Scenic Namibia and The Delta15 Days 14 Nights$15100 - $21775
Namibia is the King of wild and rugged safaris, bursting with contrasting landscapes and mind-boggling scenery. This itinerary is a beguiling mix of culture and excitement, wildlife watching and bewilderingly beautiful landscapes. Begin your journey in the middle of northern Namibia’s arid, captivating savannah, bordering the world-famous Etosha National Park at Safarihoek Lodge. Come face-to-trunk with desert-dwelling elephant, track black rhino across the sandy riverbeds, and spot the iconic giraffe of the Hoanib Valley. Meet the nomadic Himba tribe, follow them and their livestock across the desert, and learn about their customs and traditional way of life. Spend time on Namibia’s enthralling Atlantic coast and explore historic shipwrecks and watch the seals at the Mowe Colony. Explore the dunes of the Skeleton Coast and clamber to the top for a beautiful evening sundowner before slipping and sliding all the way back down! After an overnight in Johannesburg to catch your breath, you fly to Maun, Botswana and onto your safari lodge by charter flight. If you’ve been forever dreaming of an iconic Okavango Delta experience, then 4 nights at Tuludi is the perfect conclusion to your safari adventure. Floodplains stretch as far as the eye can see and the glistening waterways and emerald forests attract all the stars of the safari show.

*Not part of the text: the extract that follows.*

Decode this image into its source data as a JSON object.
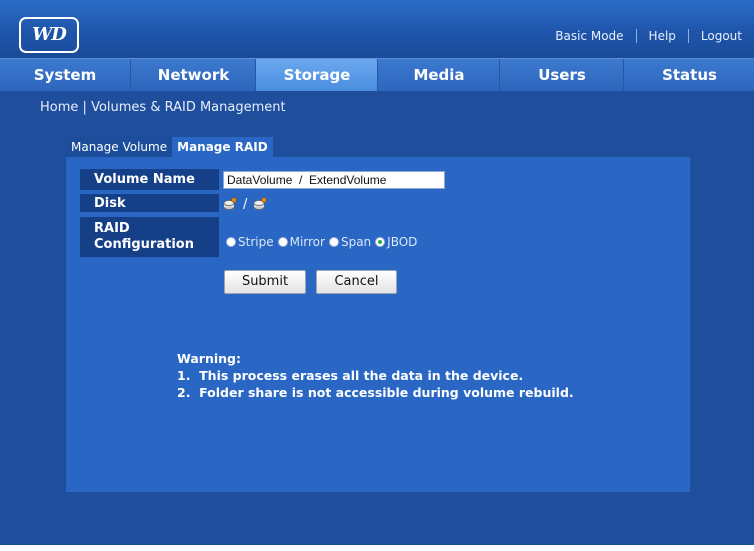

Desert Dune Safari14 Days 13 Nights$11065 - $13425
Namibia is a land of stunning landscapes, endless skies, barren deserts, rugged mountains and spectacular wildlife. This Exploration explores some of the most remote areas of this fascinating land; areas that have been rarely explored by others, making this a true journey of discovery. Like any trip to Namibia, the dunes of Sossusvlei are not to be missed so your journey begins here. Continue to Swakopmund to take in the amazing marine life just offshore, then on to the secluded and dramatic coastline of the Skeleton Coast littered with historic remnants of shipwrecks and the rugged and rocky landscape of Palmwag where the last free-roaming black rhino rove. The activities provide a wide range of differing experiences, from a dolphin cruise with a private beach lunch, to tracking rhino and climbing the Namib’s great dunes. Most of the journey is by road, but well-timed stops at local highlights, refreshments, snacks and lunches (where appropriate) all help to ensure optimal comfort. A highlight is meeting the local people of Namibia, many of whom work in the camps, while others you will have a chance to meet along the road, such as local fishermen and vendors. This small group tour is led by highly skilled and qualified professional guides with an incredible passion for the natural regions in which they work and a vast knowledge of the natural world, history and culture of Namibia. Your guide will host you for the duration of safari, providing you with a consistent, detailed interpretation that is shaped to your specific interests.